Assignment:
All the data below goes into the copy word for word, but the pictures don't.

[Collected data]
"""
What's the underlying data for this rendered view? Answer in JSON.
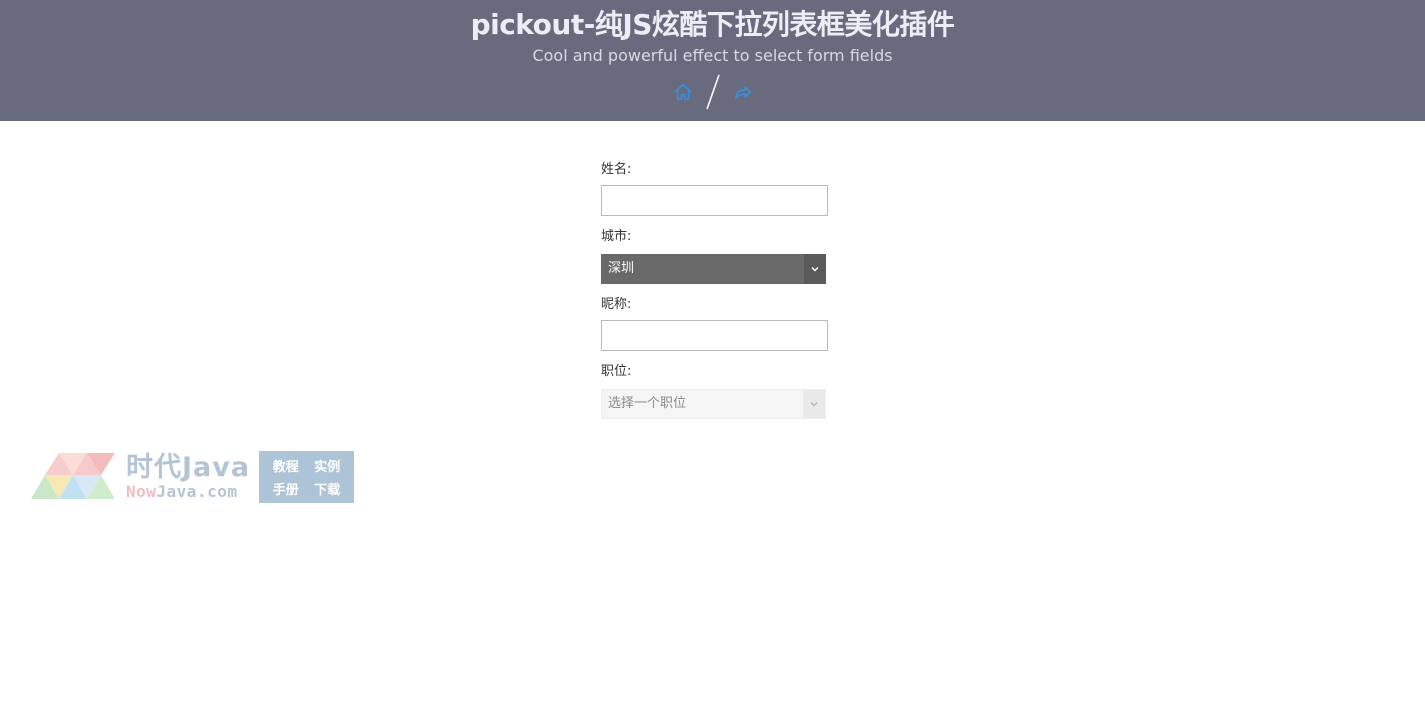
{
  "header": {
    "title": "pickout-纯JS炫酷下拉列表框美化插件",
    "subtitle": "Cool and powerful effect to select form fields",
    "nav": {
      "home_icon": "home-icon",
      "share_icon": "share-icon",
      "icon_color": "#3a8fdd"
    },
    "background_color": "#686a7d"
  },
  "form": {
    "name": {
      "label": "姓名:",
      "value": ""
    },
    "city": {
      "label": "城市:",
      "selected": "深圳"
    },
    "nickname": {
      "label": "昵称:",
      "value": ""
    },
    "position": {
      "label": "职位:",
      "placeholder": "选择一个职位"
    }
  },
  "watermark": {
    "title": "时代Java",
    "domain_prefix": "Now",
    "domain_rest": "Java.com",
    "box_items": [
      "教程",
      "实例",
      "手册",
      "下载"
    ]
  }
}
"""
Task answer:
What's the underlying data for this rendered view? Answer in JSON.
{
  "header": {
    "title": "pickout-纯JS炫酷下拉列表框美化插件",
    "subtitle": "Cool and powerful effect to select form fields",
    "nav": {
      "home_icon": "home-icon",
      "share_icon": "share-icon",
      "icon_color": "#3a8fdd"
    },
    "background_color": "#686a7d"
  },
  "form": {
    "name": {
      "label": "姓名:",
      "value": ""
    },
    "city": {
      "label": "城市:",
      "selected": "深圳"
    },
    "nickname": {
      "label": "昵称:",
      "value": ""
    },
    "position": {
      "label": "职位:",
      "placeholder": "选择一个职位"
    }
  },
  "watermark": {
    "title": "时代Java",
    "domain_prefix": "Now",
    "domain_rest": "Java.com",
    "box_items": [
      "教程",
      "实例",
      "手册",
      "下载"
    ]
  }
}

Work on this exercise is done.